(Items from a data source)
▼
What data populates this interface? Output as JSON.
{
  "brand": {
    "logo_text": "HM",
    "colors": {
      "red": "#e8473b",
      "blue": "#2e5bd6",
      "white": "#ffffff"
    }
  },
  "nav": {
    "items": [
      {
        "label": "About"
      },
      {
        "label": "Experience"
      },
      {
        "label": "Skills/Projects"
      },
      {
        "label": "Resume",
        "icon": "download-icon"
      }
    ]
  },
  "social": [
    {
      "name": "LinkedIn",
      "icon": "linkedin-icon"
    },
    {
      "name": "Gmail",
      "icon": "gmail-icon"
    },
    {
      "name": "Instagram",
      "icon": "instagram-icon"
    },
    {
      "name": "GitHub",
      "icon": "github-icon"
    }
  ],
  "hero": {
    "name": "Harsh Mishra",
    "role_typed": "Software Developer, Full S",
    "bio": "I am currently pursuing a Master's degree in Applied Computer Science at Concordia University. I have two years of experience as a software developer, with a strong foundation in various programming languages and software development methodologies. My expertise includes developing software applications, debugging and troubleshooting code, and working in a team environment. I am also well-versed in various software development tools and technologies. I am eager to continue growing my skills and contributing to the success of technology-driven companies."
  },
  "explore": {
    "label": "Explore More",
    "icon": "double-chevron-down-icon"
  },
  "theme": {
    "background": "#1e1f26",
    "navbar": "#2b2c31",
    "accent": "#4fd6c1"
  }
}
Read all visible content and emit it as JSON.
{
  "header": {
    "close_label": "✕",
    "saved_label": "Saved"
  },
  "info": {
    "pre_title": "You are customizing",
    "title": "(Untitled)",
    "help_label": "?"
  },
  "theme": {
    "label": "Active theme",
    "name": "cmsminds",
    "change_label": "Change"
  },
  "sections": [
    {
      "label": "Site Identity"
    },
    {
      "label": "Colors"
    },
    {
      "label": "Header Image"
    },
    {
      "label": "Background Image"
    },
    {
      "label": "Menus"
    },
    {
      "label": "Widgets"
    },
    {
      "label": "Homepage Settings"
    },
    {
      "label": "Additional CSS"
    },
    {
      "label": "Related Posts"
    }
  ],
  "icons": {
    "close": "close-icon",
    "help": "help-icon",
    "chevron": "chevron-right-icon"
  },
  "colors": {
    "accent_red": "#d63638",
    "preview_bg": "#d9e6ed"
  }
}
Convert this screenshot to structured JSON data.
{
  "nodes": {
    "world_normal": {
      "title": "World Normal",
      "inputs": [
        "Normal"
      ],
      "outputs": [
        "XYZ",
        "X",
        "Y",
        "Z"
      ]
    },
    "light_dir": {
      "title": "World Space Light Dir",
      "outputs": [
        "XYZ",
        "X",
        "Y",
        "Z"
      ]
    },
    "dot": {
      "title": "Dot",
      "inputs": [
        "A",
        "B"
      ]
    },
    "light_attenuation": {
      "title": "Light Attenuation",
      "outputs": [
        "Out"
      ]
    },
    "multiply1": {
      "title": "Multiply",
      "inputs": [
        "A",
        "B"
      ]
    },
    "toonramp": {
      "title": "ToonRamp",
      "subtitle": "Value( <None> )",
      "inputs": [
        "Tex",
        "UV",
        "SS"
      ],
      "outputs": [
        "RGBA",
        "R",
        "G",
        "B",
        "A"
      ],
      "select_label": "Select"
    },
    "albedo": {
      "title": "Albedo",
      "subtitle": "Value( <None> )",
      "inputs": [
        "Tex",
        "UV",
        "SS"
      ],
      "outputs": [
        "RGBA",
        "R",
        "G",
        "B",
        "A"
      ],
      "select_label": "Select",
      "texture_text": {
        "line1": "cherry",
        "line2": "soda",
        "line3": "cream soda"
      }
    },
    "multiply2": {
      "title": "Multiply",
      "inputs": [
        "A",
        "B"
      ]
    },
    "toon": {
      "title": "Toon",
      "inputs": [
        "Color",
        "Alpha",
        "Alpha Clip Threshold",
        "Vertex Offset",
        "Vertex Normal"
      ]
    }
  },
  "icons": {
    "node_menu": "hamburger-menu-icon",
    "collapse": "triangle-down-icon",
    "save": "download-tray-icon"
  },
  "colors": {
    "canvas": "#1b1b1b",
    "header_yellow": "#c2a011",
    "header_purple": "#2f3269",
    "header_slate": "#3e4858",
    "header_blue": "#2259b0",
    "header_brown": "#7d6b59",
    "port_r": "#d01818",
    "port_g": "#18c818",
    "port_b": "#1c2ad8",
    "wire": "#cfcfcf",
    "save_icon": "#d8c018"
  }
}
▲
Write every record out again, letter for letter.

## Output for this exercise
What data populates this interface? Output as JSON.
{
  "brand": {
    "logo_text": "HM",
    "colors": {
      "red": "#e8473b",
      "blue": "#2e5bd6",
      "white": "#ffffff"
    }
  },
  "nav": {
    "items": [
      {
        "label": "About"
      },
      {
        "label": "Experience"
      },
      {
        "label": "Skills/Projects"
      },
      {
        "label": "Resume",
        "icon": "download-icon"
      }
    ]
  },
  "social": [
    {
      "name": "LinkedIn",
      "icon": "linkedin-icon"
    },
    {
      "name": "Gmail",
      "icon": "gmail-icon"
    },
    {
      "name": "Instagram",
      "icon": "instagram-icon"
    },
    {
      "name": "GitHub",
      "icon": "github-icon"
    }
  ],
  "hero": {
    "name": "Harsh Mishra",
    "role_typed": "Software Developer, Full S",
    "bio": "I am currently pursuing a Master's degree in Applied Computer Science at Concordia University. I have two years of experience as a software developer, with a strong foundation in various programming languages and software development methodologies. My expertise includes developing software applications, debugging and troubleshooting code, and working in a team environment. I am also well-versed in various software development tools and technologies. I am eager to continue growing my skills and contributing to the success of technology-driven companies."
  },
  "explore": {
    "label": "Explore More",
    "icon": "double-chevron-down-icon"
  },
  "theme": {
    "background": "#1e1f26",
    "navbar": "#2b2c31",
    "accent": "#4fd6c1"
  }
}
Read all visible content and emit it as JSON.
{
  "header": {
    "close_label": "✕",
    "saved_label": "Saved"
  },
  "info": {
    "pre_title": "You are customizing",
    "title": "(Untitled)",
    "help_label": "?"
  },
  "theme": {
    "label": "Active theme",
    "name": "cmsminds",
    "change_label": "Change"
  },
  "sections": [
    {
      "label": "Site Identity"
    },
    {
      "label": "Colors"
    },
    {
      "label": "Header Image"
    },
    {
      "label": "Background Image"
    },
    {
      "label": "Menus"
    },
    {
      "label": "Widgets"
    },
    {
      "label": "Homepage Settings"
    },
    {
      "label": "Additional CSS"
    },
    {
      "label": "Related Posts"
    }
  ],
  "icons": {
    "close": "close-icon",
    "help": "help-icon",
    "chevron": "chevron-right-icon"
  },
  "colors": {
    "accent_red": "#d63638",
    "preview_bg": "#d9e6ed"
  }
}
Convert this screenshot to structured JSON data.
{
  "nodes": {
    "world_normal": {
      "title": "World Normal",
      "inputs": [
        "Normal"
      ],
      "outputs": [
        "XYZ",
        "X",
        "Y",
        "Z"
      ]
    },
    "light_dir": {
      "title": "World Space Light Dir",
      "outputs": [
        "XYZ",
        "X",
        "Y",
        "Z"
      ]
    },
    "dot": {
      "title": "Dot",
      "inputs": [
        "A",
        "B"
      ]
    },
    "light_attenuation": {
      "title": "Light Attenuation",
      "outputs": [
        "Out"
      ]
    },
    "multiply1": {
      "title": "Multiply",
      "inputs": [
        "A",
        "B"
      ]
    },
    "toonramp": {
      "title": "ToonRamp",
      "subtitle": "Value( <None> )",
      "inputs": [
        "Tex",
        "UV",
        "SS"
      ],
      "outputs": [
        "RGBA",
        "R",
        "G",
        "B",
        "A"
      ],
      "select_label": "Select"
    },
    "albedo": {
      "title": "Albedo",
      "subtitle": "Value( <None> )",
      "inputs": [
        "Tex",
        "UV",
        "SS"
      ],
      "outputs": [
        "RGBA",
        "R",
        "G",
        "B",
        "A"
      ],
      "select_label": "Select",
      "texture_text": {
        "line1": "cherry",
        "line2": "soda",
        "line3": "cream soda"
      }
    },
    "multiply2": {
      "title": "Multiply",
      "inputs": [
        "A",
        "B"
      ]
    },
    "toon": {
      "title": "Toon",
      "inputs": [
        "Color",
        "Alpha",
        "Alpha Clip Threshold",
        "Vertex Offset",
        "Vertex Normal"
      ]
    }
  },
  "icons": {
    "node_menu": "hamburger-menu-icon",
    "collapse": "triangle-down-icon",
    "save": "download-tray-icon"
  },
  "colors": {
    "canvas": "#1b1b1b",
    "header_yellow": "#c2a011",
    "header_purple": "#2f3269",
    "header_slate": "#3e4858",
    "header_blue": "#2259b0",
    "header_brown": "#7d6b59",
    "port_r": "#d01818",
    "port_g": "#18c818",
    "port_b": "#1c2ad8",
    "wire": "#cfcfcf",
    "save_icon": "#d8c018"
  }
}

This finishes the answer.